New Delhi: In the National Investigation Agency (NIA) raids case, where ten people were arrested following multiple raids in Delhi and Uttar Pradesh, Delhi’s Patiala House Court on Thursday sent them to 12 days’ remand. (Also read: Rocket Launcher, Clocks For Timers, Material For Suicide Vests Recovered From Members of ISIS-inspired Module) Also Read - ‘My Daughter's Soul Will Rest in Peace,’ Says Nirbhaya’s Mother After Courts Dismiss Convicts’ Pleas
Families of the arrested people are seeking permission to meet them. They moved separate pleas in the court, reported ANI. The court allowed families of five of the arrested to meet them inside the court, said ANI. Also Read - ‘Kill me Too’: Wife of Akshay Singh Faints Outside Court, Says She Also Wants Justice
Defending his clients, the lawyer of the accused said, “They’re students. What the NIA has recovered includes tractor’s power nozzle which they planted called rocket launcher. What they’re calling explosives are actually ‘sutli bombs’ that are used in Diwali. There is a lot of fabrication.” Also Read - Nirbhaya Case: Convicts to Hang on March 20 as Patiala House Court Issues Fresh Death Warrant
The NIA busted ISIS-inspired terror module and arrested 10 suspects, who it said were planning suicide attacks and serial blasts targeting politicians and government installations in Delhi and other parts of north India.
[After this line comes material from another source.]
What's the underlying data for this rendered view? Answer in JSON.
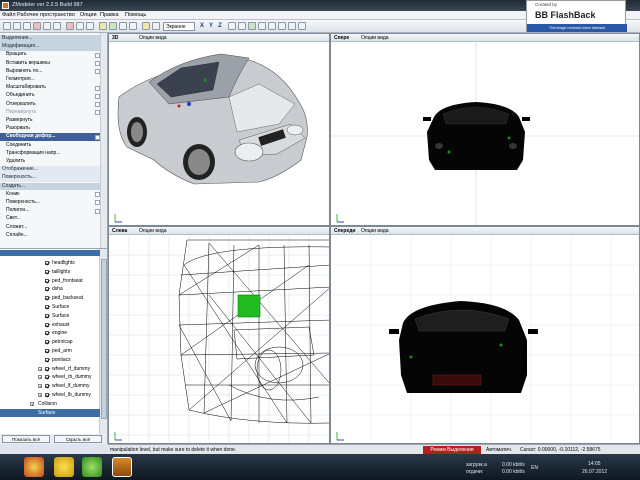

The development came a month before Republic Day celebrations on January 26 when security is heightened across India, particularly in the national capital.
The searches were carried out in coordination with Special cell of Delhi Police and Anti Terrorist Squad (ATS) of Uttar Pradesh Police at six places in Delhi’s Jafrabad and Seelampur, and 11 places in Uttar Pradesh (six in Amroha, two each in Lucknow and Hapur, and one in Meerut).
From the searches, a locally made rocket launcher, material for suicide vests and 100 alarm clocks to be used as timers were recovered from the searches, said NIA Inspector General Alok Mittal.
The probe agency rounded up 16 persons of the group ‘Harkat ul Harb e Islam’, which loosely translates into war for the cause of Islam, he said. The “highly-radicalised module” of youths in the age group of 20-35 years is completely self-funded and no criminal antecedent of its members had surfaced so far in the investigation, he said.
“The members were in advanced stage of preparation. They were just waiting for the successful assembly of bombs and wanted to hit multiple locations using remote-controlled IEDs and pipe bombs and carry out Fidayeen attacks using suicide vests,” Mittal said.